Voices of Youth sounds like an exercise in journalism as civic engagement.
"That's a great way of putting it," Earlene McMichael says.
Earlene McMichael is the Project Editor and Instructor for Voices of Youth.McMichael is project editor for Voices of Youth, and has been conducting online classes with the participants that will continue through June. Guidance from writing mentors will continue after the classes. 
She's also morning host and reporter for WMUK (102.1 FM), and former editor, columnist, and reporter for The Kalamazoo Gazette, where she co-founded a similar youth journalism program, Rising Stars.
"Yes, it was about journalism, but it was also about creating great citizens," she says of the 12-year program which saw students go on to become leaders like Kalamazoo vice mayor Patrice Griffin and former executive director of the Black Arts and Cultural Center Yolonda Lavender, now a program officer for the Stryker Johnston Foundation. 
McMichael is teaching Voices of Youth participants the usual Journalism 101 concepts like ledes, inverted pyramids, how to interview, etc.
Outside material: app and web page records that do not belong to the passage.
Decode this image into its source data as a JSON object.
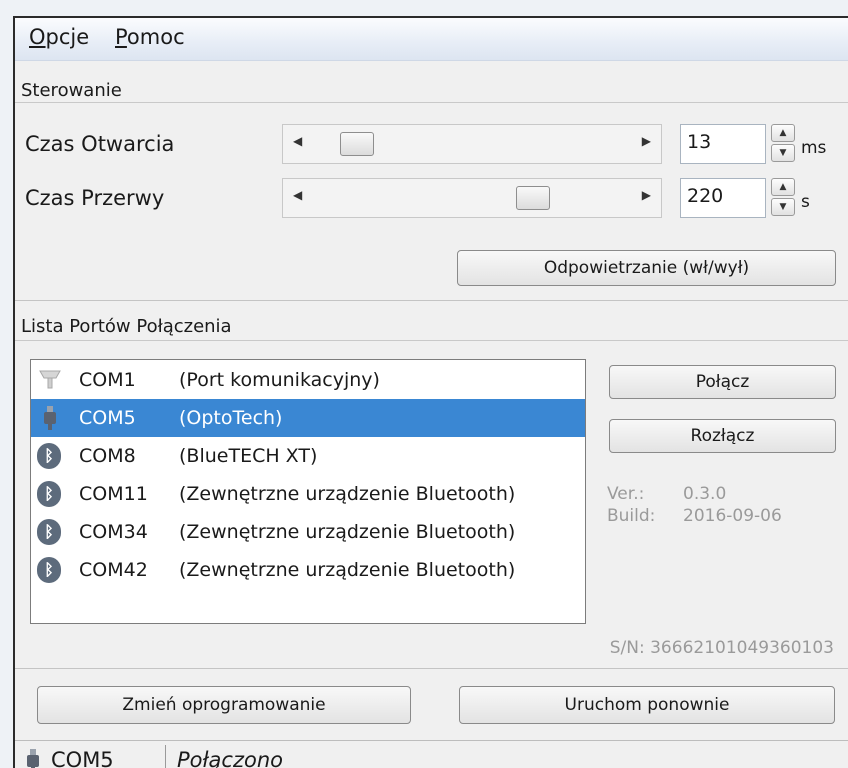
{
  "menu": {
    "items": [
      {
        "label_first": "O",
        "label_rest": "pcje"
      },
      {
        "label_first": "P",
        "label_rest": "omoc"
      }
    ]
  },
  "control": {
    "group_title": "Sterowanie",
    "open_time": {
      "label": "Czas Otwarcia",
      "value": "13",
      "unit": "ms"
    },
    "pause_time": {
      "label": "Czas Przerwy",
      "value": "220",
      "unit": "s"
    },
    "bleed_button": "Odpowietrzanie (wł/wył)"
  },
  "ports": {
    "group_title": "Lista Portów Połączenia",
    "items": [
      {
        "port": "COM1",
        "desc": "(Port komunikacyjny)",
        "icon": "serial-port-icon",
        "selected": false
      },
      {
        "port": "COM5",
        "desc": "(OptoTech)",
        "icon": "usb-plug-icon",
        "selected": true
      },
      {
        "port": "COM8",
        "desc": "(BlueTECH XT)",
        "icon": "bluetooth-icon",
        "selected": false
      },
      {
        "port": "COM11",
        "desc": "(Zewnętrzne urządzenie Bluetooth)",
        "icon": "bluetooth-icon",
        "selected": false
      },
      {
        "port": "COM34",
        "desc": "(Zewnętrzne urządzenie Bluetooth)",
        "icon": "bluetooth-icon",
        "selected": false
      },
      {
        "port": "COM42",
        "desc": "(Zewnętrzne urządzenie Bluetooth)",
        "icon": "bluetooth-icon",
        "selected": false
      }
    ],
    "connect_button": "Połącz",
    "disconnect_button": "Rozłącz",
    "version_label": "Ver.:",
    "version_value": "0.3.0",
    "build_label": "Build:",
    "build_value": "2016-09-06",
    "serial": "S/N: 36662101049360103"
  },
  "bottom": {
    "firmware_button": "Zmień oprogramowanie",
    "restart_button": "Uruchom ponownie"
  },
  "status": {
    "port": "COM5",
    "state": "Połączono"
  },
  "colors": {
    "selection": "#3a87d3",
    "bluetooth_icon": "#5d6b7c"
  }
}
But this form -- solutions journalism -- is a bit different than what might be the usual local government, vehicular collision, or crime story in the paper.
In the past, "people would say, 'if it bleeds, it leads.' This is a whole different way of doing things," she says.
She recalls why some high school subjects like history were boring to her as a teen. "I found it boring because it was just a recitation of facts... It did not connect as to why the past is relevant to the present. Nor did it even put in context with what was going on at the time."
Since "journalism is history, but in real-time," the way to help youth engage with it is to have them put the facts they uncover into the proper context, to show how a subject connects to their lives or their peers' lives.
Also, a way to help youth engage with journalism is to teach it in a way "that says you matter," to let them know their voices matter.
The youth protest after the death of George Floyd and the pictures taken by J.D. Kelly, a Loy Norrix student, was one of the inspirations for the Voices of Youth Program.McMichael has always believed that "everyone brings something different to the table, everyone has had a different background and a different experience. So that's why it's important to have diverse newsrooms. So that you can bring those different voices," she says.
"I've always advocated for things that I thought were stories, as an African-American woman, an African-American person, that probably weren't regarded as news," she says.
"Over time it's been recognized that there is no one hundred percent unbiased journalism. Because we all bring our backgrounds, right?"
"When a reporter arrives on the scene, you will see different things depending on your background. Let's just pick the (BLM) protests -- when you arrived, you see angry black people. Is that how you see it? Do you see, 'who are these vigilantes,' or do you see, 'oh, look at all the white people here.' What do you focus on initially, because that drives who you go up to and interview, that shapes the kind of questions you ask," she says. 
The concepts of journalism are changing, but this doesn't mean standards of accuracy and honest reporting are set aside. "At the end of the day, is it accurate? And are you telling a complete picture? Is there another opinion?"
What happens when a reporter in their teen years tells the story? So far, in her classes, "I can tell already as they're discussing their issues, that they are bringing their background," McMichael says. 
"By getting the young people involved, we are saying that there is another (perspective)," she says.

Read more articles by Mark Wedel.

Mark Wedel has been a freelance journalist in southwest Michigan since 1992, covering a bewildering variety of subjects. He also writes on his epic bike rides across the country. He's written a book on one ride, "Mule Skinner Blues." For more information, see www.markswedel.com.